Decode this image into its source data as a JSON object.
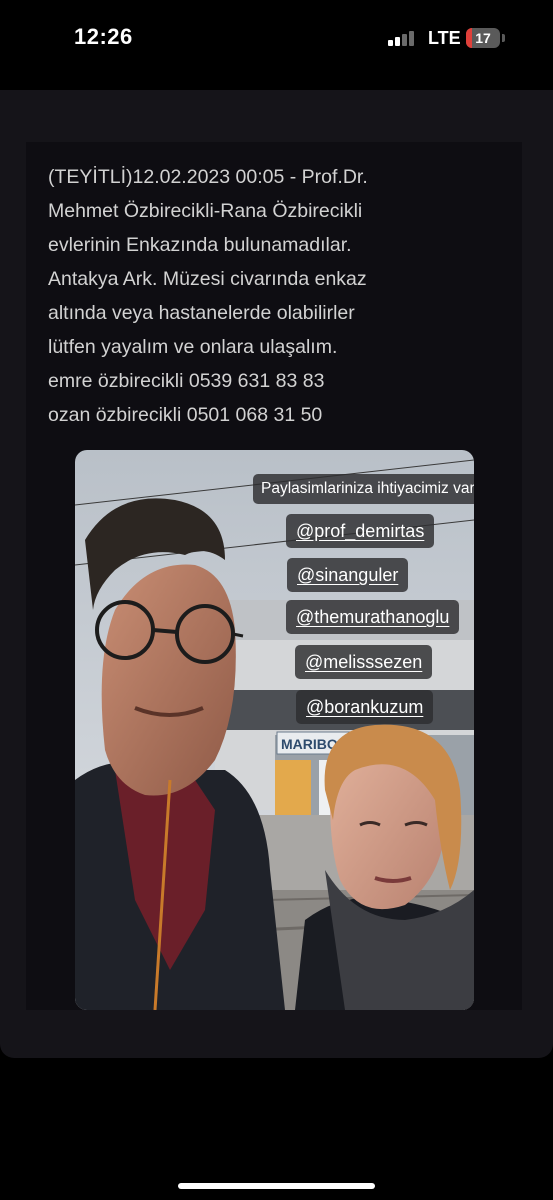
{
  "status_bar": {
    "time": "12:26",
    "network": "LTE",
    "battery_level": "17",
    "battery_color": "#e0403a",
    "signal_bars_active": 2,
    "signal_bars_total": 4
  },
  "post": {
    "lines": [
      "(TEYİTLİ)12.02.2023 00:05 - Prof.Dr.",
      "Mehmet Özbirecikli-Rana Özbirecikli",
      "evlerinin Enkazında bulunamadılar.",
      "Antakya Ark. Müzesi civarında enkaz",
      "altında veya hastanelerde olabilirler",
      "lütfen yayalım ve onlara ulaşalım.",
      "emre özbirecikli 0539 631 83 83",
      "ozan özbirecikli 0501 068 31 50"
    ]
  },
  "story": {
    "caption": "Paylasimlariniza ihtiyacimiz var",
    "caption_emoji": "🙏🏻",
    "mentions": [
      "@prof_demirtas",
      "@sinanguler",
      "@themurathanoglu",
      "@melisssezen",
      "@borankuzum"
    ],
    "station_sign": "MARIBOR"
  }
}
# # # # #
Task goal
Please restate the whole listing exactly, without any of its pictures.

Written reply
Decode this image into its source data as a JSON object.
{
  "status_bar": {
    "time": "12:26",
    "network": "LTE",
    "battery_level": "17",
    "battery_color": "#e0403a",
    "signal_bars_active": 2,
    "signal_bars_total": 4
  },
  "post": {
    "lines": [
      "(TEYİTLİ)12.02.2023 00:05 - Prof.Dr.",
      "Mehmet Özbirecikli-Rana Özbirecikli",
      "evlerinin Enkazında bulunamadılar.",
      "Antakya Ark. Müzesi civarında enkaz",
      "altında veya hastanelerde olabilirler",
      "lütfen yayalım ve onlara ulaşalım.",
      "emre özbirecikli 0539 631 83 83",
      "ozan özbirecikli 0501 068 31 50"
    ]
  },
  "story": {
    "caption": "Paylasimlariniza ihtiyacimiz var",
    "caption_emoji": "🙏🏻",
    "mentions": [
      "@prof_demirtas",
      "@sinanguler",
      "@themurathanoglu",
      "@melisssezen",
      "@borankuzum"
    ],
    "station_sign": "MARIBOR"
  }
}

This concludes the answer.